(App and web page records)
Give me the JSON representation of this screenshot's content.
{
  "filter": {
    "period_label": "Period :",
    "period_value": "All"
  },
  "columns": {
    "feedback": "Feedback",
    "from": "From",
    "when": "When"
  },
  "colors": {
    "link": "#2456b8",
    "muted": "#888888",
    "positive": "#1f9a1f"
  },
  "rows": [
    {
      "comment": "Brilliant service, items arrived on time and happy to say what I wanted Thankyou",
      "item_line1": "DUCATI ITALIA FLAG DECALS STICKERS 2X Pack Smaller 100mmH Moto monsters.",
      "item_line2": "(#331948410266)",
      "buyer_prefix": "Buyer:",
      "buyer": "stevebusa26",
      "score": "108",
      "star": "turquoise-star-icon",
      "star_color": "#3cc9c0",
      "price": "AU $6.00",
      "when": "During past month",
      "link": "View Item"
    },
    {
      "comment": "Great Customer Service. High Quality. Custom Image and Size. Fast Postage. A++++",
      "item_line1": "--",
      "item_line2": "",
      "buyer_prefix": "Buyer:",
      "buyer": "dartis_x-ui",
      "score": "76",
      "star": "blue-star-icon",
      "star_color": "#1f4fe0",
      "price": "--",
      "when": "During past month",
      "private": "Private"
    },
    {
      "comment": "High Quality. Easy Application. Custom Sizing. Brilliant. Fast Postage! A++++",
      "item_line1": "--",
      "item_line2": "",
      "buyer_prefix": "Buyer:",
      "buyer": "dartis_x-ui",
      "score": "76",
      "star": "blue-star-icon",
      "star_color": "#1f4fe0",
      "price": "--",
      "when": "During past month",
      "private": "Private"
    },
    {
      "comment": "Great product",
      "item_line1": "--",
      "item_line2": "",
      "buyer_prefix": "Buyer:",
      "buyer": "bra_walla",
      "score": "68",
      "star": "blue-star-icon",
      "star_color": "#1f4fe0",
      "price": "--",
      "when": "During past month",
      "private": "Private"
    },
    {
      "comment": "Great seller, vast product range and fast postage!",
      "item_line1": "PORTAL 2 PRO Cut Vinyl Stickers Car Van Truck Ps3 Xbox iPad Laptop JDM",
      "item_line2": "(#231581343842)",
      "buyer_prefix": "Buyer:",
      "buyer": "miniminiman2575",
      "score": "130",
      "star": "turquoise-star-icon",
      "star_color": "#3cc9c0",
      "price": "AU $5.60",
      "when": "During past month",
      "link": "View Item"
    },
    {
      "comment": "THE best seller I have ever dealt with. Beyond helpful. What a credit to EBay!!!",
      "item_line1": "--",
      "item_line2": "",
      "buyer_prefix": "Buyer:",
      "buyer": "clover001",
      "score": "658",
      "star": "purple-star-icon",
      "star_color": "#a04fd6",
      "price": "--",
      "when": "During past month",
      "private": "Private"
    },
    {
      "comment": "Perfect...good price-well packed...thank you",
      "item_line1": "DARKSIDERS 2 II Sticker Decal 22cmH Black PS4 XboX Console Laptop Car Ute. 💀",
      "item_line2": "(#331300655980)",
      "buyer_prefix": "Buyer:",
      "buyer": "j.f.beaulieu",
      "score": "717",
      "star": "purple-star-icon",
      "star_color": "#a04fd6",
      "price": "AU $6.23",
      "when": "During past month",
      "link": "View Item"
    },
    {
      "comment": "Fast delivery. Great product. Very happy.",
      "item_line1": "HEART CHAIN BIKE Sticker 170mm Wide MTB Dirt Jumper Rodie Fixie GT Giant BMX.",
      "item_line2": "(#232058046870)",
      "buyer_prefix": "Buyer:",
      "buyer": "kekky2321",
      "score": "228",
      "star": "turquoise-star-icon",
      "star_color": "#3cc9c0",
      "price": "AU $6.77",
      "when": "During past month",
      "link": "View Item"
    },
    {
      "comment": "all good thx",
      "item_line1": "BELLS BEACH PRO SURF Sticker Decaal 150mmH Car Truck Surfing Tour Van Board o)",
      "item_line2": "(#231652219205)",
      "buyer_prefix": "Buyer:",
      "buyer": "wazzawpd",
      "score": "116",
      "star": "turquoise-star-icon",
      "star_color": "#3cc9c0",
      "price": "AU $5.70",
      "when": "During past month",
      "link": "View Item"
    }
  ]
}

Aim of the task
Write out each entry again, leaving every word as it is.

Response below
Give me the JSON representation of this screenshot's content.
{
  "filter": {
    "period_label": "Period :",
    "period_value": "All"
  },
  "columns": {
    "feedback": "Feedback",
    "from": "From",
    "when": "When"
  },
  "colors": {
    "link": "#2456b8",
    "muted": "#888888",
    "positive": "#1f9a1f"
  },
  "rows": [
    {
      "comment": "Brilliant service, items arrived on time and happy to say what I wanted Thankyou",
      "item_line1": "DUCATI ITALIA FLAG DECALS STICKERS 2X Pack Smaller 100mmH Moto monsters.",
      "item_line2": "(#331948410266)",
      "buyer_prefix": "Buyer:",
      "buyer": "stevebusa26",
      "score": "108",
      "star": "turquoise-star-icon",
      "star_color": "#3cc9c0",
      "price": "AU $6.00",
      "when": "During past month",
      "link": "View Item"
    },
    {
      "comment": "Great Customer Service. High Quality. Custom Image and Size. Fast Postage. A++++",
      "item_line1": "--",
      "item_line2": "",
      "buyer_prefix": "Buyer:",
      "buyer": "dartis_x-ui",
      "score": "76",
      "star": "blue-star-icon",
      "star_color": "#1f4fe0",
      "price": "--",
      "when": "During past month",
      "private": "Private"
    },
    {
      "comment": "High Quality. Easy Application. Custom Sizing. Brilliant. Fast Postage! A++++",
      "item_line1": "--",
      "item_line2": "",
      "buyer_prefix": "Buyer:",
      "buyer": "dartis_x-ui",
      "score": "76",
      "star": "blue-star-icon",
      "star_color": "#1f4fe0",
      "price": "--",
      "when": "During past month",
      "private": "Private"
    },
    {
      "comment": "Great product",
      "item_line1": "--",
      "item_line2": "",
      "buyer_prefix": "Buyer:",
      "buyer": "bra_walla",
      "score": "68",
      "star": "blue-star-icon",
      "star_color": "#1f4fe0",
      "price": "--",
      "when": "During past month",
      "private": "Private"
    },
    {
      "comment": "Great seller, vast product range and fast postage!",
      "item_line1": "PORTAL 2 PRO Cut Vinyl Stickers Car Van Truck Ps3 Xbox iPad Laptop JDM",
      "item_line2": "(#231581343842)",
      "buyer_prefix": "Buyer:",
      "buyer": "miniminiman2575",
      "score": "130",
      "star": "turquoise-star-icon",
      "star_color": "#3cc9c0",
      "price": "AU $5.60",
      "when": "During past month",
      "link": "View Item"
    },
    {
      "comment": "THE best seller I have ever dealt with. Beyond helpful. What a credit to EBay!!!",
      "item_line1": "--",
      "item_line2": "",
      "buyer_prefix": "Buyer:",
      "buyer": "clover001",
      "score": "658",
      "star": "purple-star-icon",
      "star_color": "#a04fd6",
      "price": "--",
      "when": "During past month",
      "private": "Private"
    },
    {
      "comment": "Perfect...good price-well packed...thank you",
      "item_line1": "DARKSIDERS 2 II Sticker Decal 22cmH Black PS4 XboX Console Laptop Car Ute. 💀",
      "item_line2": "(#331300655980)",
      "buyer_prefix": "Buyer:",
      "buyer": "j.f.beaulieu",
      "score": "717",
      "star": "purple-star-icon",
      "star_color": "#a04fd6",
      "price": "AU $6.23",
      "when": "During past month",
      "link": "View Item"
    },
    {
      "comment": "Fast delivery. Great product. Very happy.",
      "item_line1": "HEART CHAIN BIKE Sticker 170mm Wide MTB Dirt Jumper Rodie Fixie GT Giant BMX.",
      "item_line2": "(#232058046870)",
      "buyer_prefix": "Buyer:",
      "buyer": "kekky2321",
      "score": "228",
      "star": "turquoise-star-icon",
      "star_color": "#3cc9c0",
      "price": "AU $6.77",
      "when": "During past month",
      "link": "View Item"
    },
    {
      "comment": "all good thx",
      "item_line1": "BELLS BEACH PRO SURF Sticker Decaal 150mmH Car Truck Surfing Tour Van Board o)",
      "item_line2": "(#231652219205)",
      "buyer_prefix": "Buyer:",
      "buyer": "wazzawpd",
      "score": "116",
      "star": "turquoise-star-icon",
      "star_color": "#3cc9c0",
      "price": "AU $5.70",
      "when": "During past month",
      "link": "View Item"
    }
  ]
}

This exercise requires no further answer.